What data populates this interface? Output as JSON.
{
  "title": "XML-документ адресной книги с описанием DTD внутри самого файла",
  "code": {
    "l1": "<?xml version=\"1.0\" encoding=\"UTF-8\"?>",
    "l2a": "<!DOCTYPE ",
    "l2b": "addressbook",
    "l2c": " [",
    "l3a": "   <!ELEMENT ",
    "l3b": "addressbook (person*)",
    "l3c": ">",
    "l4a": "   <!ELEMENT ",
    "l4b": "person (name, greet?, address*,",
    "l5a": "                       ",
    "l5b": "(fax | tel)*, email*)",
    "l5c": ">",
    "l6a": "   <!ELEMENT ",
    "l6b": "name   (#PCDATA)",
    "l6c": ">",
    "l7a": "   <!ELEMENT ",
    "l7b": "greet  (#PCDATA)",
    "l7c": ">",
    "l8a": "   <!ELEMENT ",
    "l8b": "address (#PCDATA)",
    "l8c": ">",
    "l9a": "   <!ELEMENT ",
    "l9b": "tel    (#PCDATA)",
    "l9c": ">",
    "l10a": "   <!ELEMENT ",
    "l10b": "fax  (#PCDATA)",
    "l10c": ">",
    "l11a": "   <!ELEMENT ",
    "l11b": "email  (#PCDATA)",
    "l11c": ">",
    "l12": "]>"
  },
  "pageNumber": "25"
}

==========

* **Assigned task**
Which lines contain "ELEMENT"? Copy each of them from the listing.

* **Your solution**
    "l3a": "   <!ELEMENT ",
    "l4a": "   <!ELEMENT ",
    "l6a": "   <!ELEMENT ",
    "l7a": "   <!ELEMENT ",
    "l8a": "   <!ELEMENT ",
    "l9a": "   <!ELEMENT ",
    "l10a": "   <!ELEMENT ",
    "l11a": "   <!ELEMENT ",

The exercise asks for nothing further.